Without VR, Trover Saves the Universe becomes a fairly straightforward but serviceable action platforming game. Aside from the occasional multitasking hiccups, the combat and puzzles are easy to get through. For the most part, the game tries to make sure players are always progressing, even if it means making fun of its own puzzles. For instance, when you take too long with a push-button puzzle, Trover will complain about how stupid button pushing is. Then he’ll finally say, “Fuck this shit,” and give you the option to break through the wooden door using his laser sword.
However, it can be difficult to judge how far some areas are and whether you can jump to them. There was also one puzzle where I got stuck for a long while because I didn’t realize there was a switch I needed to activate on the other side of the area. The game can be a little inconsistent with the useful advice it provides, and things can quickly turn annoying when you’re next to a character who whines non-stop.
There’s also not much to go on if you get a turned around or lose your way on a level. Although players follow a linear path using teleportation beacons, some places circle back around or lead to dead ends. There’s no map, so you pretty much have to figure things out for yourself.
On the other hand, the Trover Saves the Universe’s gameplay is almost incidental. Its greatest — and perhaps most annoying — feature is how the characters rarely shut up. The game has hours of dialogue, complete with self-corrections and fully improvised rants about random topics. It’s apparent that the voice actors were primarily working from a script outline for the main plot points and were then allowed to cut loose. While there are a few lines that probably should have been saved for the outtakes collection, Trover ends up feeling like an interactive stand-up act, and that’s absolutely brilliant.
With Trover continually commenting on the situation, sometimes recapping events you just played through, I felt constantly engaged. I wasn’t just playing a quirky platforming game. This was a game that knew it was a game. In one scene, Trover points out that he has more to lose because he has a health bar and all the enemies are attracted to him, while I was pretty much invisible and invincible. That kind of self-awareness kept me playing just to see what would happen next.
What makes the game even more impressive is how it reacts to the player’s moves. In one scene, an NPC goes on a long monologue about the real estate business. So, I decided to jump around. Suddenly, he said, “quit that jumping around, I’m trying to tell a story here!”
NPCs will grow exasperated if you don’t look where they’re pointing. A pair of minions heckled me for trying to crush them with a giant block, proclaiming that they were immune to blocks and that I couldn’t just shortcut my way through the puzzle. Trover lost his shit when I became indecisive over who to kill.
This is seriously next-level interaction.
What just happened?
If you only take gameplay mechanics into consideration, Trover Saves the Universe ends up an okay action platforming puzzler. But then you’d be missing half the picture.
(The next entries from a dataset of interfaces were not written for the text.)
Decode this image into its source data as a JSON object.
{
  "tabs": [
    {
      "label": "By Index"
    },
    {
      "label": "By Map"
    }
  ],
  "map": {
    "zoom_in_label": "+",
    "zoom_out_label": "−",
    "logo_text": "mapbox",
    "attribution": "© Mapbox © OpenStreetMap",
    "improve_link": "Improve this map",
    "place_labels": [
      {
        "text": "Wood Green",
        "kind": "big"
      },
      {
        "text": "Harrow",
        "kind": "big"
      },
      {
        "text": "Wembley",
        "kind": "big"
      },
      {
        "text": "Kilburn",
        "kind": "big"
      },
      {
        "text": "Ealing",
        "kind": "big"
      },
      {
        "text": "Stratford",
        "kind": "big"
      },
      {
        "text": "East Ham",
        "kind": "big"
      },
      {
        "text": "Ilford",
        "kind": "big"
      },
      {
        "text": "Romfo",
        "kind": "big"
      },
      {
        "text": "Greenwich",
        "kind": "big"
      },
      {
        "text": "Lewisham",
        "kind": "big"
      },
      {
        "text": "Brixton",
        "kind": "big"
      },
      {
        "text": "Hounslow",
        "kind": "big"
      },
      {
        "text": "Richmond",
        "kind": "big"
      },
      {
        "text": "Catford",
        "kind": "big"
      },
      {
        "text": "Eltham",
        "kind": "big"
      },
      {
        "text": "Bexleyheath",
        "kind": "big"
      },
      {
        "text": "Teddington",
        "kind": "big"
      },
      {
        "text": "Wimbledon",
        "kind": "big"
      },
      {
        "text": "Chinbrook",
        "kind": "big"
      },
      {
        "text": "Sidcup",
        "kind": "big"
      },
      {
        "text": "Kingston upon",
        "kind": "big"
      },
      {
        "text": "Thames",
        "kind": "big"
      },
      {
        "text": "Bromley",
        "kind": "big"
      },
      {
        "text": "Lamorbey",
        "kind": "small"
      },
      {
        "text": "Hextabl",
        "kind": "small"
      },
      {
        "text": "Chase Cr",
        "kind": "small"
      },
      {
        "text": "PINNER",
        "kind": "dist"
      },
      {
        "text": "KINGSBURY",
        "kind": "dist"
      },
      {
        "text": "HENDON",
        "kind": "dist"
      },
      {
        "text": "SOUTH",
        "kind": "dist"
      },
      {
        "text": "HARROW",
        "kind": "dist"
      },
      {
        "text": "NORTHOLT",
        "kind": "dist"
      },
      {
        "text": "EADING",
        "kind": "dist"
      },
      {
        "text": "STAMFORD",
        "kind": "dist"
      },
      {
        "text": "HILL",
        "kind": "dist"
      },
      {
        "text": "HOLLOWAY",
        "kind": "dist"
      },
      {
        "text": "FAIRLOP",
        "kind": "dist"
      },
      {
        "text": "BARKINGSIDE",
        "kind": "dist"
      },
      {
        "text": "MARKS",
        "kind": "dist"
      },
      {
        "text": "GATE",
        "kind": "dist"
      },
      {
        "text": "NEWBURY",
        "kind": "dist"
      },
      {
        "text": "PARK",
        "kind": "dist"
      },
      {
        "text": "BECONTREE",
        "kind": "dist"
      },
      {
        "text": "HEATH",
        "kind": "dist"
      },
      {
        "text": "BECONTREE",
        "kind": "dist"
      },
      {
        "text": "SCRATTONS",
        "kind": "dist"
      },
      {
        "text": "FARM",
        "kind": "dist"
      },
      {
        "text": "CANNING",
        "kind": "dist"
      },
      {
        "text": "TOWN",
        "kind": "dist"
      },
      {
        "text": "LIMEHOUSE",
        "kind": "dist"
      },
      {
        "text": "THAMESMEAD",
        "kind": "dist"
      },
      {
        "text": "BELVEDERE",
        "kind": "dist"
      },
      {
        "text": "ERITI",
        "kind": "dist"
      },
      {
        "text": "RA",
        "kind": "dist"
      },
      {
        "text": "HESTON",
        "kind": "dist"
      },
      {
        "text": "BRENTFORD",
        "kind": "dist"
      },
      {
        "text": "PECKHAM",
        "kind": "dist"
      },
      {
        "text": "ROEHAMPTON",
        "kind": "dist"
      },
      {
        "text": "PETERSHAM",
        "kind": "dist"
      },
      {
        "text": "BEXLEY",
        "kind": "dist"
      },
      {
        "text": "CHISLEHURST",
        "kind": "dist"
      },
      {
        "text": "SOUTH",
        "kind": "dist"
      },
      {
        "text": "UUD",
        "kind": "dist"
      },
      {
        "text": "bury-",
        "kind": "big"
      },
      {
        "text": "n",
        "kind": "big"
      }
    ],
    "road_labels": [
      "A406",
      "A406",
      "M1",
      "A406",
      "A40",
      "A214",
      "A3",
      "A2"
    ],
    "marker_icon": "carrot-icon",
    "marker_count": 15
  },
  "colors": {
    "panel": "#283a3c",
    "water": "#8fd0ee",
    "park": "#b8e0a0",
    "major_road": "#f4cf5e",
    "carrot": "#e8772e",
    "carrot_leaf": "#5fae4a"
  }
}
Experiencing the game means actually experiencing it by listening to conversations. It means making dialogue choices, messing around with NPCs, and dealing with an extraordinary number of dick and ass jokes. Somehow, that all adds up to something amazing.